Recorded information:
--------------------------------
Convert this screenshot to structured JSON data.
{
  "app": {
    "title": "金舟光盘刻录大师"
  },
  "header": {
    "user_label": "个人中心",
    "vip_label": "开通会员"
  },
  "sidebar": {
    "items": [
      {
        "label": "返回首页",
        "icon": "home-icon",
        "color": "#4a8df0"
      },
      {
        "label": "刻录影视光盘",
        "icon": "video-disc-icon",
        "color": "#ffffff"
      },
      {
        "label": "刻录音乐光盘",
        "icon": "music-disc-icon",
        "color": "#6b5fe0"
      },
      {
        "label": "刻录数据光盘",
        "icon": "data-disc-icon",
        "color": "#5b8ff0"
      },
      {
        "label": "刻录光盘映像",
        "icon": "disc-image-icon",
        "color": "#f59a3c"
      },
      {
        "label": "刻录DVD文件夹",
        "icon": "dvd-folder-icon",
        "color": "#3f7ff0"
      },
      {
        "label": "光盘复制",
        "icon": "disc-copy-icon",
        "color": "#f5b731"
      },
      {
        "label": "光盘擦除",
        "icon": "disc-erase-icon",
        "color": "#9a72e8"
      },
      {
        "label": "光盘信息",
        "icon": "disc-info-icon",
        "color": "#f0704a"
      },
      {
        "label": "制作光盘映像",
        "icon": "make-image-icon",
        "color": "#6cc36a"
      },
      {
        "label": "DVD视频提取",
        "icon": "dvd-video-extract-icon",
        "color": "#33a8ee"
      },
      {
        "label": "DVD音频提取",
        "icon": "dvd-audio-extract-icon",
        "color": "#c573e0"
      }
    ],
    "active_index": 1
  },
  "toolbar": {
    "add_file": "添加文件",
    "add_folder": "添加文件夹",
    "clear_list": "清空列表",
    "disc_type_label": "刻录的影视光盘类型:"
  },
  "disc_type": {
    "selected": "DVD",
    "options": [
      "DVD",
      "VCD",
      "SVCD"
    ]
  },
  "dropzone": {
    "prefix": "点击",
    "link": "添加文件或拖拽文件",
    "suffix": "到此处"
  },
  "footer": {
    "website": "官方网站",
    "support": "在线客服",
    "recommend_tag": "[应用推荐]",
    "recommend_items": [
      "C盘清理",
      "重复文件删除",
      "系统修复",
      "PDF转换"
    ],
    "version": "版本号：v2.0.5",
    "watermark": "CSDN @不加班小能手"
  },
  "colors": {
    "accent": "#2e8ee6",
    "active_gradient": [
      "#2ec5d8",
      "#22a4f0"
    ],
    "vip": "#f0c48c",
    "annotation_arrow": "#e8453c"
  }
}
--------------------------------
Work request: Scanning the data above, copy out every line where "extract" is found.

Written solution:
        "icon": "dvd-video-extract-icon",
        "icon": "dvd-audio-extract-icon",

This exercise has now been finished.